We participate in this interpersonal economy whenever a social interaction results in a transfer of feeling–which is virtually always. Such interpersonal judo has countless variations, but they all come down to our ability to change another person's mood, and they ours. When I make you frown, I evoke in you a touch of worry; when you make me smile, I feel happy. In this clandestine exchange, emotions pass from person to person, from outside to inside–hopefully for the best.
A downside of emotional contagion comes when we take on a toxic state simply by being around the wrong person at the wrong time. I was an unwitting victim of that security guard's fury. Like secondhand smoke, the leakage of emotions can make a bystander an innocent casualty of someone else's toxic state.
In moments like mine with that guard, as we confront someone's anger, our brain automatically scans to see if it signals some further danger. The resulting hypervigilance is driven largely by the amygdala, an almond-shaped area in the midbrain that triggers the fight, flight, or freeze response to danger. Of the entire range of feeling, fear most powerfully arouses the amygdala.
When it is driven by alarm, the amygdala's extensive circuitry commandeers key points throughout the brain, shepherding our thoughts, attention, and perception toward whatever has made us afraid. We instinctively become more attentive to the faces of the people around us, searching for smiles or frowns that give us a better sense of how to interpret signs of danger or that might signal someone's intentions.
This increased amygdala-driven vigilance heightens our alertness to emotional cues in other people. That intensified focus in turn more powerfully evokes their feelings in us, lubricating contagion. And so our moments of apprehension increase our susceptibility to another person's emotions.
More generally, the amygdala acts as a radar for the brain, calling attention to whatever might be new, puzzling, or important to learn more about. The amygdala operates the brain's early warning system, scanning everything that happens, ever vigilant for emotionally salient events–especially for potential threats. While the amygdala's role as a sentinel and trigger for distress is old news to neuroscience, its social role, as part of the brain's system for emotional contagion, has been revealed only recently.
THE LOW ROAD: CONTAGION CENTRAL
A man doctors call Patient X had suffered two strokes that destroyed the connections between his eyes and the rest of the brain's system for sight in the visual cortex. Though his eyes could take in signals, his brain could not decipher them, nor even register their arrival. Patient X was completely blind–or so it seemed.

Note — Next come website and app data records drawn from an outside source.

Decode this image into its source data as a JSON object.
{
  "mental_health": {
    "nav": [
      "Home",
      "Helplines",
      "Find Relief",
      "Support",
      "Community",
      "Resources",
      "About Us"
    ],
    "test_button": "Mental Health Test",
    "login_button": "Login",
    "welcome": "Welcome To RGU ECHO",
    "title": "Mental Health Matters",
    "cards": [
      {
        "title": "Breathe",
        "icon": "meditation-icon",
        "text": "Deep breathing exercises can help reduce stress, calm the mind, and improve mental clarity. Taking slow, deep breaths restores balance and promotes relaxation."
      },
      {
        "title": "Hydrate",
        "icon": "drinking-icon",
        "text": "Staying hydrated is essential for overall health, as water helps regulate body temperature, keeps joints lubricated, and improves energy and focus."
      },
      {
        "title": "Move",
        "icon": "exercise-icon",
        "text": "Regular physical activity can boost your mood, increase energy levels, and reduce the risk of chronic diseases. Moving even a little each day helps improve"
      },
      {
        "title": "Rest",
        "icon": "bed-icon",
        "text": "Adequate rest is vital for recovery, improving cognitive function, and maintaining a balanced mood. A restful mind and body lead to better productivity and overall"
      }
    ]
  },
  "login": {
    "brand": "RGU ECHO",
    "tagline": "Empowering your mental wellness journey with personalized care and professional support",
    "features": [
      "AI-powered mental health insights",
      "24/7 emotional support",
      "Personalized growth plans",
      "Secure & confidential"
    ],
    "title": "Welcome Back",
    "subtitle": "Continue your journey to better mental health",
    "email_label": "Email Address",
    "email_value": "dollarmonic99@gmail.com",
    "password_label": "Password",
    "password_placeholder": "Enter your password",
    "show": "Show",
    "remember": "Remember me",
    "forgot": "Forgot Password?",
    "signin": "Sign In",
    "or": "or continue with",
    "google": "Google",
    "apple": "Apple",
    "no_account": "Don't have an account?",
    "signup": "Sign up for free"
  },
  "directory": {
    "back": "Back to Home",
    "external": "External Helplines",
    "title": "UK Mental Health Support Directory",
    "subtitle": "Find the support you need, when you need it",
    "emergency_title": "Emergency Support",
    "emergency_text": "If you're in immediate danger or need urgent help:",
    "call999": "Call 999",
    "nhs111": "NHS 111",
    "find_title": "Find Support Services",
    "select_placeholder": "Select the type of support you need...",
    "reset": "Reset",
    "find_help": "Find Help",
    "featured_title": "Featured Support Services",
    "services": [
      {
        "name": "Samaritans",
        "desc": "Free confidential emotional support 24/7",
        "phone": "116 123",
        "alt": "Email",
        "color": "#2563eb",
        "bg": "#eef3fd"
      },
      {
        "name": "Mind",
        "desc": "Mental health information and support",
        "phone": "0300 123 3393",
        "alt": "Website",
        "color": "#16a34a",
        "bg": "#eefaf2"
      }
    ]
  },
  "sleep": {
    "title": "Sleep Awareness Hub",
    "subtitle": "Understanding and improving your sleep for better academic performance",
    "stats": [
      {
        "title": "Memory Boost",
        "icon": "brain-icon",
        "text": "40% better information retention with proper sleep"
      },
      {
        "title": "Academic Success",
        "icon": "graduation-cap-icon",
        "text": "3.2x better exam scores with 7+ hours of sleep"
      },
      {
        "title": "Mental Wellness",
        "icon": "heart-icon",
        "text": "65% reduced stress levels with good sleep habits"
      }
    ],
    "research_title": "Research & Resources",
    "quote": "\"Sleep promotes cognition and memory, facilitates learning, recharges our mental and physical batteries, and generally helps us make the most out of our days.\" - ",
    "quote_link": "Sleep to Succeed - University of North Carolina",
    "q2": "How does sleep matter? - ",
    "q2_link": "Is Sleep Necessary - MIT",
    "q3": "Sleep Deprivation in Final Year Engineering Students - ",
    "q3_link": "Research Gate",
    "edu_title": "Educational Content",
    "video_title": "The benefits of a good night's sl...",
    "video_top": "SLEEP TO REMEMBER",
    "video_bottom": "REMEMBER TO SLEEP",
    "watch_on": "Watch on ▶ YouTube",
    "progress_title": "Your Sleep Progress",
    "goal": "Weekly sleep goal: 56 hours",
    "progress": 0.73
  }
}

On tests where Patient X was presented with various shapes like circles and squares, or photos of faces of men and women, he hadn't a clue what his eyes were gazing at. Yet when he was shown pictures of people with angry or happy faces, he suddenly was able to guess the emotions expressed, at a rate far better than chance. But how?